Aren’t I just doubling the work?
With so many email platforms geared towards automation these days, it should actually require very little work on your end to set up a resend. A duplicate of your template with a shiny new subject line and preheader (since the first ones struck out, no harm in trying something a little more captivating) is probably all the effort you will need to put in, and then automating a resend to your non-openers after a designated period of time can but done with just a few clicks.
Previous analysis on open behaviour suggests that around 8-10 hours after sending (based upon an AM send), the number of new openers begins to wane significantly, with a mini resurgence in the evening (when people may have more free time to view their personal emails when the working day is done), so factoring this in, if you want to rerun the campaign on the same day, then, for example, a 9am send could easily have a resend at 6pm to have another crack at this potentially more active period, or let this resurgent period pass first before attempting a resend a little later. Or you could even try the next day to diminish the number of people that may see the email twice even further.
But won’t I just be annoying my mailing list?
Some people may get annoyed and decide to leave your mailing list as a result of getting too many emails. These people probably aren’t your best customers anyway. But then again, that is a chance you take every time you push go on your latest email campaign. The question is, do the positives outweigh the negatives? Let’s find out:
Client A: A Retailer – looking at the averages across campaigns with non-opener resends in a monthly period:
This client had an average open rate for the initial send of 16.25%. So, this means the resend, factoring in losses from the first send, averaged to around 83.7% of the original data.
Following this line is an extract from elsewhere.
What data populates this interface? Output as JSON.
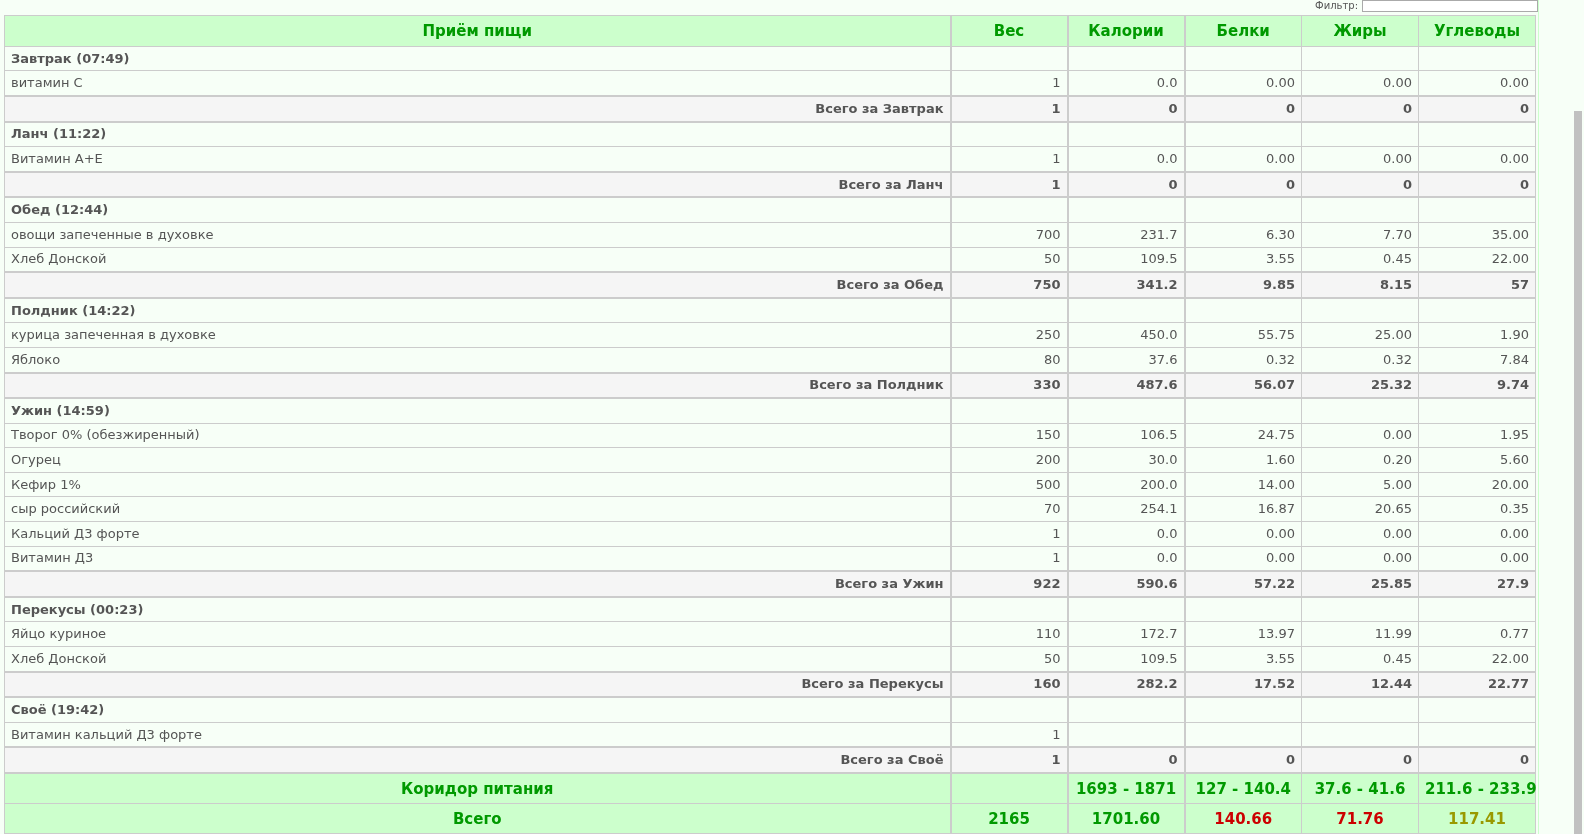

We can see that the resend has produced over a 40% increase across the board for opens, clicks and conversions from the original amount achieved by the first send – which on average has engaged a further 7.7% of the data and produced £4,400 extra revenue on every campaign – the beers are on them.
So, on to the reason for any potential trepidation – just how bad is the impact on the subscriber list? The resend has produced on average 76.7% more unsubscribers, which sounds high but is actually a lower percentage of the sent total than from the initial send – had these people opened on the first send you may well have lost them there anyway. Compared to such an impressive increase in engagement and conversions, this seems like a small price to pay and not a reason to abandon the strategy.
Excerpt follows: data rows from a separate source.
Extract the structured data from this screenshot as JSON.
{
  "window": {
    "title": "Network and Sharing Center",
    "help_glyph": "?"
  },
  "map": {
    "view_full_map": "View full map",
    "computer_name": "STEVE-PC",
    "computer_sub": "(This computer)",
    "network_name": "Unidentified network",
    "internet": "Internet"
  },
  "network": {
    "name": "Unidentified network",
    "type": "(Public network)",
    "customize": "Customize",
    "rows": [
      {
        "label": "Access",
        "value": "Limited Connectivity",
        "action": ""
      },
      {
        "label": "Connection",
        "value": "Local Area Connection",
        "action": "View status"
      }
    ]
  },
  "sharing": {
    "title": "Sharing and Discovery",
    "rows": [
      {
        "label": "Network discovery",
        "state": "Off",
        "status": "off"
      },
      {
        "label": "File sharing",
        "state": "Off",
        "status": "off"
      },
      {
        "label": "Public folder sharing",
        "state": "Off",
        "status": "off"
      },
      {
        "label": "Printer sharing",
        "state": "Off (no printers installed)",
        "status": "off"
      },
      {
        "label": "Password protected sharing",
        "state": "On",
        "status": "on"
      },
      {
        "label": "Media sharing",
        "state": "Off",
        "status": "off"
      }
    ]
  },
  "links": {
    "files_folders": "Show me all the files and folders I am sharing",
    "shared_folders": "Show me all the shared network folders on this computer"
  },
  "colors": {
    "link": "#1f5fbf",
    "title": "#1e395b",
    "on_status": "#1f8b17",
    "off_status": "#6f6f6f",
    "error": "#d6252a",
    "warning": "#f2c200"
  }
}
Client B: A Retailer – looking at the averages across campaigns with non-opener resends for the last 10 campaigns (this client resends to a random portion of the non-openers rather than the whole lot and, due to a busy schedule, not every time):
Client B sends on average 33.3% of the non-openers from the original send compared to 100% for Client A. Whilst lower than Client A for engagement, with around a 20% increase for opens and clicks, there is a much smaller loss percentage in comparison (even though it is slightly worse proportionately to the original send than compared with Client A, but this can be explained by behavioral differences between the recipients and the client brand). So, in short, send less, lose less, but gain less.
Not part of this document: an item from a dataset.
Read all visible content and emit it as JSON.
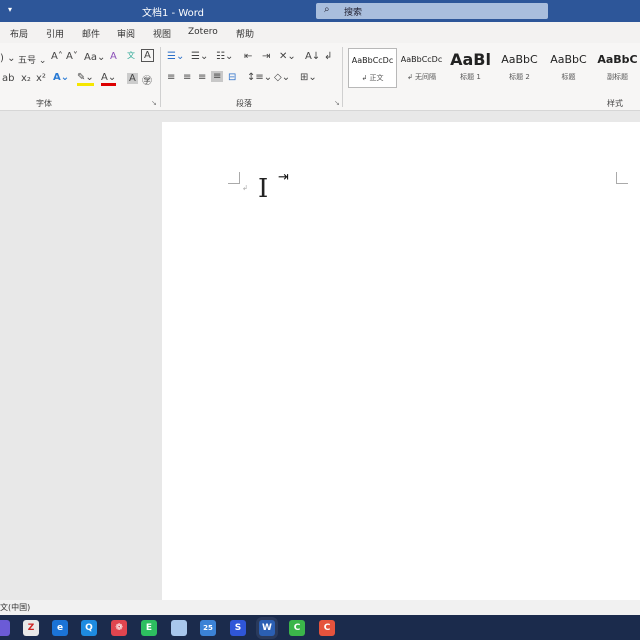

It seems like a straightforward decision to add non-opener resends to your email marketing strategy, even just as a trial in the beginning. If you are risk loving, you can go all in and send to all non-openers, or if you are a bit more risk averse you can send to a smaller portion just to give your campaign a little boost, and of course you can pick and choose your campaigns if there is a particularly important one that you want to reach as many people as possible. Our experiences show you have a lot more to gain than lose, so why not give it a whirl – put in a little effort for a big reward.